The production of "Jesus Christ Superstar" is something of a landmark for Chanhassen Dinner Theatres. For the first time in its 43-year history, the theater sought a corporate sponsor. For its investment, Thrivent Financial for Lutherans demanded more from Chanhassen than simple advertising.

"It had to be more than putting our logo on a Playbill," said Stacy Hanley, Thrivent's director of community relations. "We wanted to build a program with them that allowed us to give back to the community."

Thus was born the "Community Superstar." The dinner theater raised more than $18,000 during a food drive with Minnesota FoodShare, and now is honoring 13 individuals selected for their volunteer work. Thrivent has also sold more than 3,000 discounted tickets to employees and members through the partnership. On June 14, actors Ben Bakken (Jesus), Jared Oxborough (Judas) and Michelle Carter (Mary Magdalene) will bring songs from the show to Thrivent's downtown auditorium for an employee event.

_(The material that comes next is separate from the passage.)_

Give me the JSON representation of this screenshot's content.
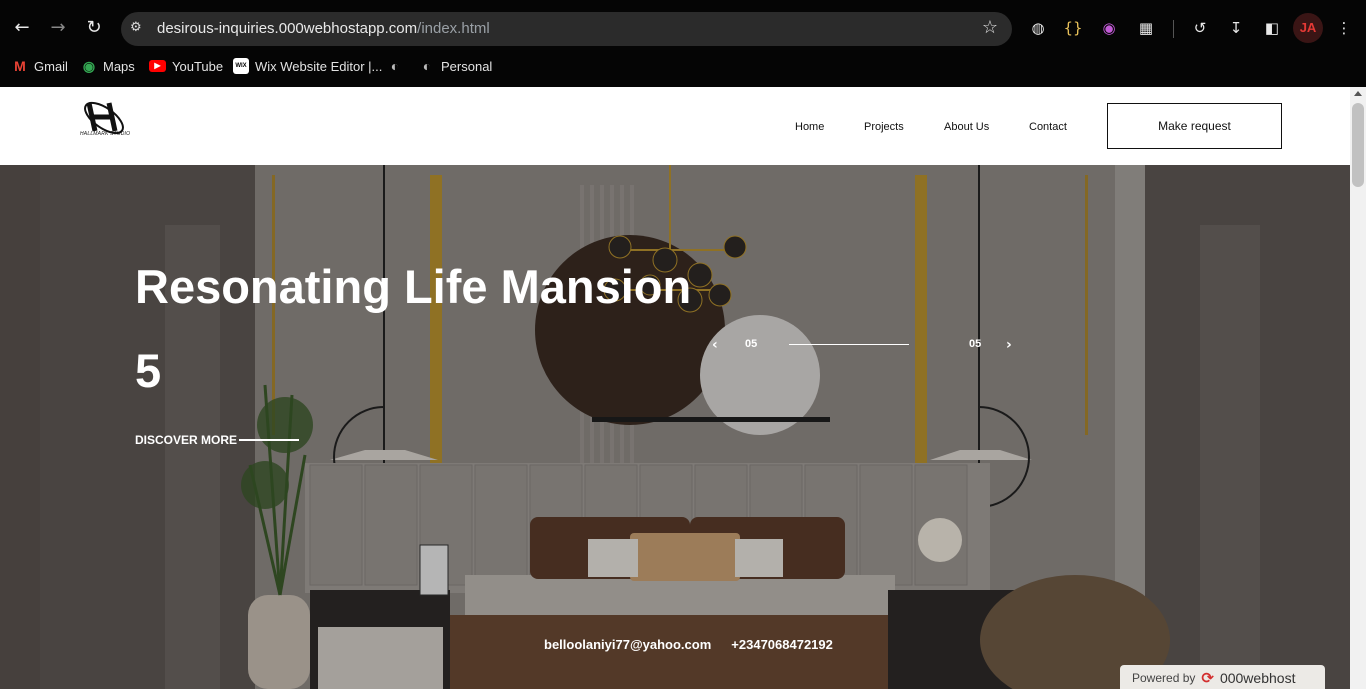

Thrivent is not a big player in the arts community. It tends to aim its philanthropy at broad-based civic reinvestment -- giving back to the community. For example, the fraternal organization has a significant sponsorship with Project for Pride in Living, the Minneapolis nonprofit that assists clients with housing, jobs and youth issues. Thrivent has, however, sponsored artistic endeavors that have a religious basis, such as a current exhibit at its Minneapolis headquarters on 500 years of art centered on "The Passion of Christ."

The dinner theater put together the Community Superstars program, which solicited nominations for people distinguished by their volunteerism. The winners are treated to the show and recognized from the Chanhassen stage -- each week until the show ends July 30. They include Dorothy Ferrian, a Minneapolis woman who has sewn more than 1,400 quilts that she donates to patients at Fairview Southdale Hospital. Heather Weller of New York Mills, Minn., is a 12-year-old who writes thank-you notes to members of the armed services. She's heard back from more than 2,000 veterans in 41 states.

"We were looking for individuals who have the same ideals that are expressed in the show," said Katie Knutson, Chanhassen's director of marketing. "This program has to have legs for both of our organizations."

Hanley agreed, saying "Superstar's" six-month run gives Thrivent longevity and visibility through an iconic institution.

"A lot of organizations would struggle with religious art," she said. "We got into this because we think this is an important show that fits our mission."

Graydon Royce • 612-673-7299